Empress Dou (Chinese: 竇皇后; died 135 BC), formally Empress Xiaowen (孝文皇后), was an empress of the Chinese Han dynasty who greatly influenced the reigns of her husband Emperor Wen and her son Emperor Jing with her adherence to Taoist philosophy; she was the main support for the Huang-Lao school, She, therefore, contributed greatly to the Rule of Wen and Jing, commonly considered one of the golden ages of Chinese history.
Empress Dou (Wen) was the wife of Emperor Wen of Han in ancient China. She was well-known for being very influential during her husband’s reign, as well as during the reigns of her son, Emperor Jing, and her grandson, Emperor Wu. Empress Dou played a key role in helping Emperor Wen establish the Western Han dynasty. She’s known for her political acumen, her moral influence on the imperial court, and for promoting Taoist rituals and philosophies.
Born into a humble family, she was selected as a concubine for Emperor Wen (then known as Liu Heng) due to her reputation for virtue and modesty. After their marriage, Empress Dou influenced her husband’s policies to be more people-oriented, leading to a period of relative peace and prosperity known as the Rule of Wen and Jing.
After Emperor Wen’s death, Empress Dowager Dou continued to hold significant political power. Her influence extended into the reigns of her son and grandson, where she acted as a stabilizing figure within the court.
Emperor Wen of Han 漢文帝 (203/202 – 6 July 157 BCE), born Liu Heng (劉恆), was the fifth emperor of the Western Han dynasty in China from 180 to his death in 157 BCE. The son of Emperor Gao and Consort Bo, his reign provided much-needed stability within the ruling Liu clan after the unstable and violent regency of Empress Lü, who went after numerous members of the clan. The prosperous reigns of Wen and his son Emperor Jing are highly regarded by historians, being referred to as the Rule of Wen and Jing.
When Emperor Gaozu suppressed the rebellion of Dai, he made Liu Heng Prince of Dai. Since Emperor Gaozu’s death, power had been in the hands of his wife, Empress Lü, who became the empress dowager. After Empress Lü’s death, the officials eliminated the powerful Lü clan, and deliberately chose the Prince of Dai as the emperor, since his mother, Consort Bo, had no powerful relatives, and her family was known for its humility and thoughtfulness. His reign brought political stability that laid the groundwork for prosperity under his grandson Emperor Wu. According to historians, Emperor Wen trusted and consulted with ministers on state affairs; under the influence of his Taoist wife, Empress Dou, the emperor also sought to avoid wasteful expenditures.
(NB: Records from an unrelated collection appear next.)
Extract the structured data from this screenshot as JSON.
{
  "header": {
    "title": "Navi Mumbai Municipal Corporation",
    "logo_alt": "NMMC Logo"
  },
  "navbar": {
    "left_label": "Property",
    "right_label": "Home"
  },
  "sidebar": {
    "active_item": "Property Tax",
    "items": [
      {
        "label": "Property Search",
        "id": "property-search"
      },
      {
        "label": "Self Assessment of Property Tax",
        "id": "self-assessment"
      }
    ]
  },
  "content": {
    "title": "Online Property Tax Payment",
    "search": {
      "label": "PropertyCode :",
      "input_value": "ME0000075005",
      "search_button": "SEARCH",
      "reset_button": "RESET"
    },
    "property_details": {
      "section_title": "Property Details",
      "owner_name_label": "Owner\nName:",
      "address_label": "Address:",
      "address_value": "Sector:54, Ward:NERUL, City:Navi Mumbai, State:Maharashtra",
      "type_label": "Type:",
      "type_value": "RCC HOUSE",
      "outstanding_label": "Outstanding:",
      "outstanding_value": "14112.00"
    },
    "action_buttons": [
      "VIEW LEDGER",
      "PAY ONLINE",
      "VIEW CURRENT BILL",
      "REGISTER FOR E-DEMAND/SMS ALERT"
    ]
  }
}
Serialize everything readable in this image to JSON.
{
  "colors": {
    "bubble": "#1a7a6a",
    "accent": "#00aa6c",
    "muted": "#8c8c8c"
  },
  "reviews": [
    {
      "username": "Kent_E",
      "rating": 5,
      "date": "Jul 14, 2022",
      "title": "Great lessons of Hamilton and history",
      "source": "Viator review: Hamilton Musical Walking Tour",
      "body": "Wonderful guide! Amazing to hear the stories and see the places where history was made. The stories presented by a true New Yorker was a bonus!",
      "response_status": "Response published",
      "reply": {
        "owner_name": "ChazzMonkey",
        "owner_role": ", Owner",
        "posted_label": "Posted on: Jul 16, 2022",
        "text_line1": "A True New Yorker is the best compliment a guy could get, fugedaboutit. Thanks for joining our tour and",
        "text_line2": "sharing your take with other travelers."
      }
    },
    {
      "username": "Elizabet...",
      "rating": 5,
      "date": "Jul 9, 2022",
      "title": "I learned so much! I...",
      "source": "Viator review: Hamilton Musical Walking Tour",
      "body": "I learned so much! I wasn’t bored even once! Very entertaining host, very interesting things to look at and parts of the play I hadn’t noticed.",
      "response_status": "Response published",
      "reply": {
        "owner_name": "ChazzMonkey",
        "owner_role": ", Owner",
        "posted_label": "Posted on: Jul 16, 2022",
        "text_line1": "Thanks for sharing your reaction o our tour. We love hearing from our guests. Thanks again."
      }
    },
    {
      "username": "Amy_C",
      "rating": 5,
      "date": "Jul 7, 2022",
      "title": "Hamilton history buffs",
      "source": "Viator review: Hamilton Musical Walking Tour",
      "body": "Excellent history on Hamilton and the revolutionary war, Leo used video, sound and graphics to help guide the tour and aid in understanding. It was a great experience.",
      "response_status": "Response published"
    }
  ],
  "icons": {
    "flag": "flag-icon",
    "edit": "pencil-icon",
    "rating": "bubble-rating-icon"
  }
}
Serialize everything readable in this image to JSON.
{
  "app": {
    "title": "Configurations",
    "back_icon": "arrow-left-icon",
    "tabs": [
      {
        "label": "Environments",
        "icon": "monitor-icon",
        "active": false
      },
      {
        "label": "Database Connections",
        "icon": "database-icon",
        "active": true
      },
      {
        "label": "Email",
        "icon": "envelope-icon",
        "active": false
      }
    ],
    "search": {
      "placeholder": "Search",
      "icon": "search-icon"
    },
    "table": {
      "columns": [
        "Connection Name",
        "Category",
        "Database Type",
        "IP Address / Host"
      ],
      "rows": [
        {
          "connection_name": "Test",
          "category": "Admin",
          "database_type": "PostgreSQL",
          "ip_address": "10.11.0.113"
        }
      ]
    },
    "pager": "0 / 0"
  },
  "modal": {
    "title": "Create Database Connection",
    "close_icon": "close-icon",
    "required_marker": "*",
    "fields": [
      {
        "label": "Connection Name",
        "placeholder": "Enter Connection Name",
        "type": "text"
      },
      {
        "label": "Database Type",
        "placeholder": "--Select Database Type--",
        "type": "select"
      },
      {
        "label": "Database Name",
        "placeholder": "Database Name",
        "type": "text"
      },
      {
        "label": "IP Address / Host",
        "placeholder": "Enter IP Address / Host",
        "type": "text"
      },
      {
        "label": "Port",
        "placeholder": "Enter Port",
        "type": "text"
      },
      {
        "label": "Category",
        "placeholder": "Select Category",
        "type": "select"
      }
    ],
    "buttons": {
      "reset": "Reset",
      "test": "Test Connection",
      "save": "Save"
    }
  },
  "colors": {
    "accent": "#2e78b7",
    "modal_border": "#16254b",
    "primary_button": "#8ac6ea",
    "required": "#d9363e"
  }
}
Historians noted that the tax rates were at a ratio of “1 out of 30” and “1 out of 60”, corresponding to 3.33% and 1.67%, respectively. (These rates are not for income taxes, but property taxes, as the only ancient Chinese attempt to levy an income tax would come in the time of Wang Mang.) Warehouses were so full of grain that some of it was left to decay.
About this Portrait
Chinese watercolor, on silk. The Chinese Empresses Collection
Painted by Xiang Li
75 x 36 inches